Minnigh and fellow travelers David Jessop and Stephen Wright are no strangers to extreme adventure having previously taken on epic mountain bike journeys across rugged and remote regions, high altitude mountaineering expeditions and treks across vast areas of unexplored wilderness. In 2004, the team skied across the polar icecap to reach the North Pole.
Minnigh, a Belmont Fulbright scholar and a long-time reporter for various publications in China and Hong Kong, writes, “We’ll start at sea level on the east coast, ascend the glaciers to reach the plateau, then haul our way up and over the ice cap before descending to the fjords along the west coast. This promises to be every bit as challenging as our North Pole journey, with even lower average temperatures and the worst winds outside of Antarctica – only this time we’re trading the danger of open-water leads for crevasses.”

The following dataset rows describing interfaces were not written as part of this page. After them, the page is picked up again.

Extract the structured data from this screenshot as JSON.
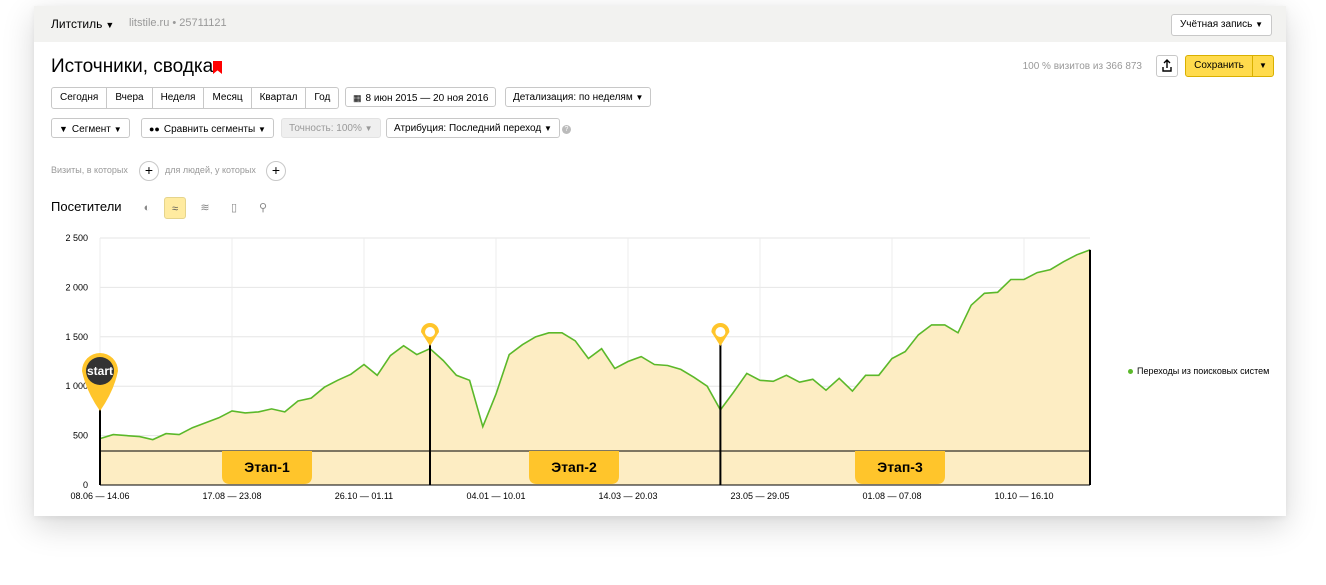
{
  "topbar": {
    "counter_name": "Литстиль",
    "site": "litstile.ru  •  25711121",
    "account_label": "Учётная запись"
  },
  "header": {
    "title": "Источники, сводка",
    "visits_note": "100 % визитов из 366 873",
    "save_label": "Сохранить"
  },
  "periods": [
    "Сегодня",
    "Вчера",
    "Неделя",
    "Месяц",
    "Квартал",
    "Год"
  ],
  "date_range": "8 июн 2015 — 20 ноя 2016",
  "detail": "Детализация: по неделям",
  "segment_label": "Сегмент",
  "compare_label": "Сравнить сегменты",
  "accuracy_label": "Точность: 100%",
  "attribution_label": "Атрибуция: Последний переход",
  "conditions": {
    "visits_text": "Визиты, в которых",
    "people_text": "для людей, у которых"
  },
  "chart_title": "Посетители",
  "view_icons": [
    "pie-chart-icon",
    "line-chart-icon",
    "area-chart-icon",
    "bar-chart-icon",
    "map-icon"
  ],
  "legend_label": "Переходы из поисковых систем",
  "colors": {
    "line": "#5bb82a",
    "fill": "#fdedc3",
    "accent": "#ffc52b",
    "save": "#ffdb4d"
  },
  "chart_data": {
    "type": "area",
    "title": "",
    "xlabel": "",
    "ylabel": "",
    "ylim": [
      0,
      2500
    ],
    "y_ticks": [
      "0",
      "500",
      "1 000",
      "1 500",
      "2 000",
      "2 500"
    ],
    "x_tick_labels": [
      "08.06 — 14.06",
      "17.08 — 23.08",
      "26.10 — 01.11",
      "04.01 — 10.01",
      "14.03 — 20.03",
      "23.05 — 29.05",
      "01.08 — 07.08",
      "10.10 — 16.10"
    ],
    "grid": true,
    "legend_position": "right",
    "series": [
      {
        "name": "Переходы из поисковых систем",
        "week_index": [
          0,
          1,
          2,
          3,
          4,
          5,
          6,
          7,
          8,
          9,
          10,
          11,
          12,
          13,
          14,
          15,
          16,
          17,
          18,
          19,
          20,
          21,
          22,
          23,
          24,
          25,
          26,
          27,
          28,
          29,
          30,
          31,
          32,
          33,
          34,
          35,
          36,
          37,
          38,
          39,
          40,
          41,
          42,
          43,
          44,
          45,
          46,
          47,
          48,
          49,
          50,
          51,
          52,
          53,
          54,
          55,
          56,
          57,
          58,
          59,
          60,
          61,
          62,
          63,
          64,
          65,
          66,
          67,
          68,
          69,
          70,
          71,
          72,
          73,
          74,
          75
        ],
        "values": [
          470,
          510,
          500,
          490,
          460,
          520,
          510,
          580,
          630,
          680,
          750,
          730,
          740,
          770,
          740,
          850,
          880,
          990,
          1060,
          1120,
          1220,
          1110,
          1310,
          1410,
          1320,
          1380,
          1260,
          1110,
          1060,
          590,
          920,
          1320,
          1420,
          1500,
          1540,
          1540,
          1460,
          1280,
          1380,
          1180,
          1250,
          1300,
          1220,
          1210,
          1170,
          1090,
          1000,
          760,
          940,
          1130,
          1060,
          1050,
          1110,
          1040,
          1070,
          960,
          1080,
          950,
          1110,
          1110,
          1280,
          1350,
          1520,
          1620,
          1620,
          1540,
          1820,
          1940,
          1950,
          2080,
          2080,
          2150,
          2180,
          2260,
          2330,
          2380
        ]
      }
    ],
    "annotations": [
      {
        "label": "start",
        "week_index": 0
      },
      {
        "label": "",
        "week_index": 25
      },
      {
        "label": "",
        "week_index": 47
      }
    ],
    "stages": [
      "Этап-1",
      "Этап-2",
      "Этап-3"
    ]
  }
}
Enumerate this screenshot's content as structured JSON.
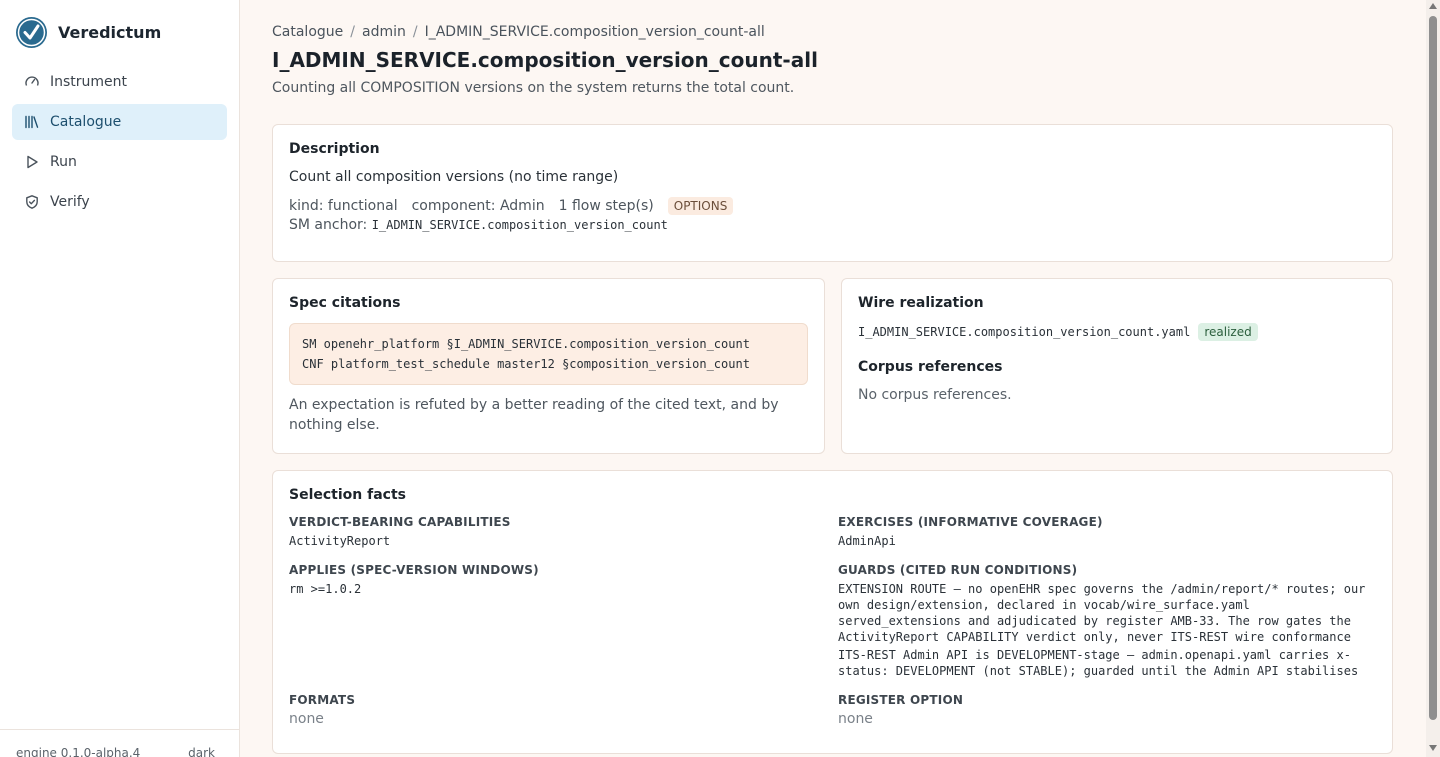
{
  "app": {
    "name": "Veredictum",
    "version": "engine 0.1.0-alpha.4",
    "theme_toggle": "dark",
    "logo_icon": "check-shield-logo",
    "accent_color": "#2a6a8f"
  },
  "sidebar": {
    "items": [
      {
        "label": "Instrument",
        "icon": "gauge-icon",
        "active": false
      },
      {
        "label": "Catalogue",
        "icon": "library-icon",
        "active": true
      },
      {
        "label": "Run",
        "icon": "play-icon",
        "active": false
      },
      {
        "label": "Verify",
        "icon": "shield-check-icon",
        "active": false
      }
    ]
  },
  "breadcrumb": {
    "items": [
      "Catalogue",
      "admin",
      "I_ADMIN_SERVICE.composition_version_count-all"
    ],
    "separator": "/"
  },
  "page": {
    "title": "I_ADMIN_SERVICE.composition_version_count-all",
    "subtitle": "Counting all COMPOSITION versions on the system returns the total count."
  },
  "description": {
    "heading": "Description",
    "text": "Count all composition versions (no time range)",
    "kind": "kind: functional",
    "component": "component: Admin",
    "flow_steps": "1 flow step(s)",
    "badge": "OPTIONS",
    "anchor_label": "SM anchor:",
    "anchor_value": "I_ADMIN_SERVICE.composition_version_count"
  },
  "spec_citations": {
    "heading": "Spec citations",
    "lines": [
      "SM openehr_platform §I_ADMIN_SERVICE.composition_version_count",
      "CNF platform_test_schedule master12 §composition_version_count"
    ],
    "note": "An expectation is refuted by a better reading of the cited text, and by nothing else."
  },
  "wire": {
    "heading": "Wire realization",
    "file": "I_ADMIN_SERVICE.composition_version_count.yaml",
    "status": "realized",
    "corpus_heading": "Corpus references",
    "corpus_text": "No corpus references."
  },
  "selection": {
    "heading": "Selection facts",
    "verdict_label": "VERDICT-BEARING CAPABILITIES",
    "verdict_value": "ActivityReport",
    "exercises_label": "EXERCISES (INFORMATIVE COVERAGE)",
    "exercises_value": "AdminApi",
    "applies_label": "APPLIES (SPEC-VERSION WINDOWS)",
    "applies_value": "rm >=1.0.2",
    "guards_label": "GUARDS (CITED RUN CONDITIONS)",
    "guards": [
      "EXTENSION ROUTE — no openEHR spec governs the /admin/report/* routes; our own design/extension, declared in vocab/wire_surface.yaml served_extensions and adjudicated by register AMB-33. The row gates the ActivityReport CAPABILITY verdict only, never ITS-REST wire conformance",
      "ITS-REST Admin API is DEVELOPMENT-stage — admin.openapi.yaml carries x-status: DEVELOPMENT (not STABLE); guarded until the Admin API stabilises"
    ],
    "formats_label": "FORMATS",
    "formats_value": "none",
    "register_label": "REGISTER OPTION",
    "register_value": "none"
  }
}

The three men will use their trip to raise funds for longtime charity partner ORBIS, a nonprofit humanitarian organization dedicated to blindness prevention and treatment in developing countries. This time the group hopes to equip eight village eye-care centers in Baotou, Inner Mongolia, China with the tools and surgical equipment needed to help restore sight to thousands of needlessly blind children. To learn more about Minnigh’s Trans-Greenland expedition or to contribute to the team’s fundraising project, click here.